Thinking back to what went on after the financial meltdown, can you see any difference? I can. The biggest that I can see is that none of the fundamental causes of the meltdown have ever been addressed. Banks are still extraordinarily under-regulated (as the Libor scandal showed), banks are still too large, banks are still trying to maximize profit via borrowing at low rates from the fed, banks are still leveraging, ... The only thing that has sort-of changed is that now the commoditization of consumer loans doesn't seem to happen anymore, and credit reporting companies are now paying better attention in those situations where commoditization occurs. But all of the fundamental things that banks do to maximize profit and to grow larger are still allowed.

While Larry may see parallels, I see almost none. The technologies underlying the internet that keeps us all connected to one another are supported and developed by passionate people who have every reason possible there could be to create and maintain a safe and secure environment for everyone. This point cannot be overstated. The people working on this do it because they know how important it is for it to be available to everyone. Some volunteer and some are underpaid. That's right, some people who design and build the core technology behind securing the majority of web servers in the world volunteer their time to make it better for everyone. If you haven't read this post from the finance guy at OpenSSL, you should.
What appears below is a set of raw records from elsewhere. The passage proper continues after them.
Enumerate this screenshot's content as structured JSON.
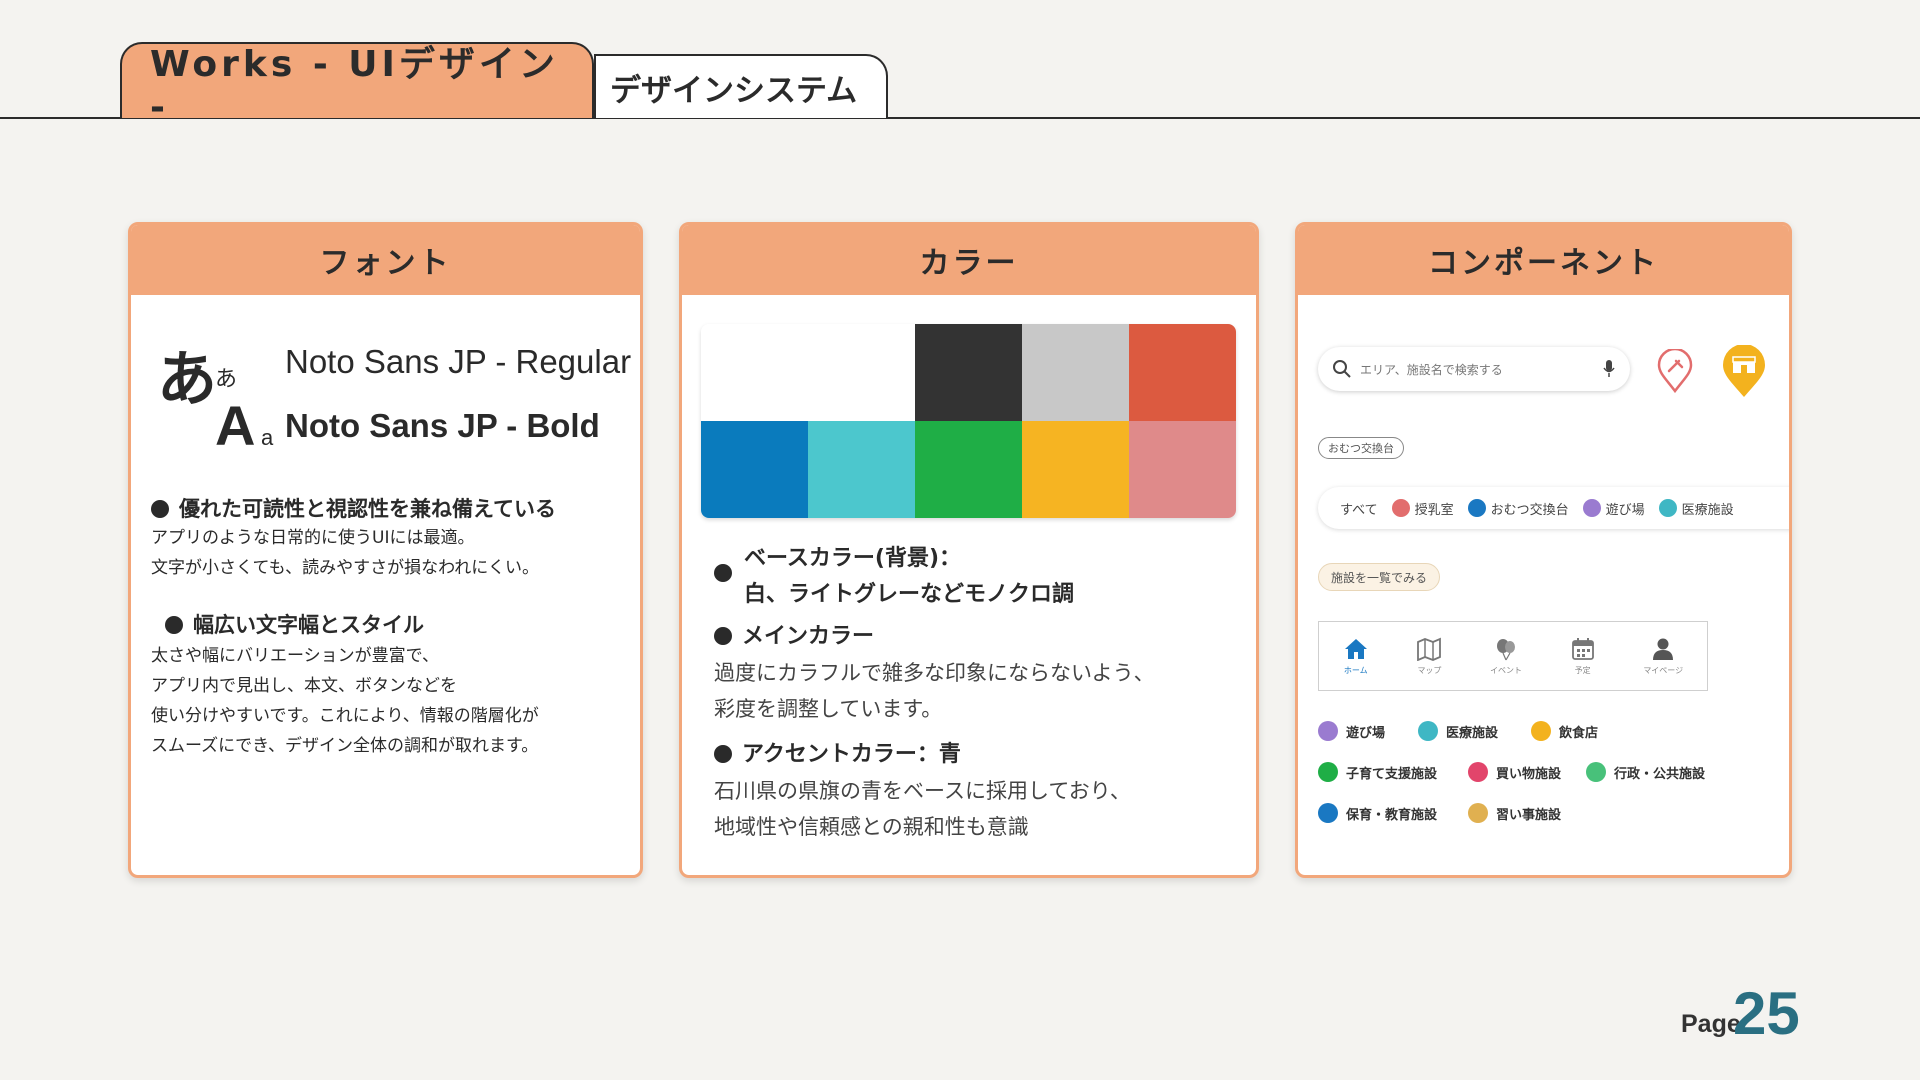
{
  "header": {
    "main_tab": "Works - UIデザイン -",
    "sub_tab": "デザインシステム"
  },
  "font_card": {
    "title": "フォント",
    "glyph_big_hira": "あ",
    "glyph_small_hira": "あ",
    "glyph_big_latin": "A",
    "glyph_small_latin": "a",
    "regular_label": "Noto Sans JP - Regular",
    "bold_label": "Noto Sans JP - Bold",
    "feature1_title": "優れた可読性と視認性を兼ね備えている",
    "feature1_lines": [
      "アプリのような日常的に使うUIには最適。",
      "文字が小さくても、読みやすさが損なわれにくい。"
    ],
    "feature2_title": "幅広い文字幅とスタイル",
    "feature2_lines": [
      "太さや幅にバリエーションが豊富で、",
      "アプリ内で見出し、本文、ボタンなどを",
      "使い分けやすいです。これにより、情報の階層化が",
      "スムーズにでき、デザイン全体の調和が取れます。"
    ]
  },
  "color_card": {
    "title": "カラー",
    "swatches": [
      "#ffffff",
      "#ffffff",
      "#333333",
      "#c8c8c8",
      "#dc5a40",
      "#0a7bbd",
      "#4cc7cd",
      "#1fae46",
      "#f6b422",
      "#df8a8a"
    ],
    "base_title_1": "ベースカラー(背景)：",
    "base_title_2": "白、ライトグレーなどモノクロ調",
    "main_title": "メインカラー",
    "main_lines": [
      "過度にカラフルで雑多な印象にならないよう、",
      "彩度を調整しています。"
    ],
    "accent_title": "アクセントカラー：青",
    "accent_lines": [
      "石川県の県旗の青をベースに採用しており、",
      "地域性や信頼感との親和性も意識"
    ]
  },
  "component_card": {
    "title": "コンポーネント",
    "search_placeholder": "エリア、施設名で検索する",
    "chip_label": "おむつ交換台",
    "filters": [
      {
        "label": "すべて",
        "color": ""
      },
      {
        "label": "授乳室",
        "color": "#e26d6d"
      },
      {
        "label": "おむつ交換台",
        "color": "#1a78c2"
      },
      {
        "label": "遊び場",
        "color": "#9a7bd0"
      },
      {
        "label": "医療施設",
        "color": "#3fb7c4"
      }
    ],
    "list_button": "施設を一覧でみる",
    "nav": [
      {
        "label": "ホーム",
        "icon": "home-icon"
      },
      {
        "label": "マップ",
        "icon": "map-icon"
      },
      {
        "label": "イベント",
        "icon": "balloon-icon"
      },
      {
        "label": "予定",
        "icon": "calendar-icon"
      },
      {
        "label": "マイページ",
        "icon": "person-icon"
      }
    ],
    "categories": [
      {
        "label": "遊び場",
        "color": "#9a7bd0"
      },
      {
        "label": "医療施設",
        "color": "#3fb7c4"
      },
      {
        "label": "飲食店",
        "color": "#f3b21e"
      },
      {
        "label": "子育て支援施設",
        "color": "#1fae46"
      },
      {
        "label": "買い物施設",
        "color": "#e2456b"
      },
      {
        "label": "行政・公共施設",
        "color": "#48c17a"
      },
      {
        "label": "保育・教育施設",
        "color": "#1a78c2"
      },
      {
        "label": "習い事施設",
        "color": "#e0b050"
      }
    ]
  },
  "page": {
    "word": "Page",
    "number": "25"
  }
}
On the other side of the coin, banks and the finance industry have no good reason to change anything, as they are still extracting immense value from the way the system is being run. Incomes among those in the finance industry are as high as they've ever been. And nothing has fundamentally changed in the finance industry to prevent anything like the meltdown from happening again.

If there is one thing to be learned from Heartbleed, it's that the global technology industry is pretty well equipped to deal with catastrophic failure. We (those of us in tech) fix the problem, prepare a variety of mitigation strategies to prevent a similar problem from happening again, and we move on to bigger and better things. We aren't done yet, but we'll get there.

Can you imagine if the finance industry was willing to fix itself to the same extent? I can't, but I'm a realist.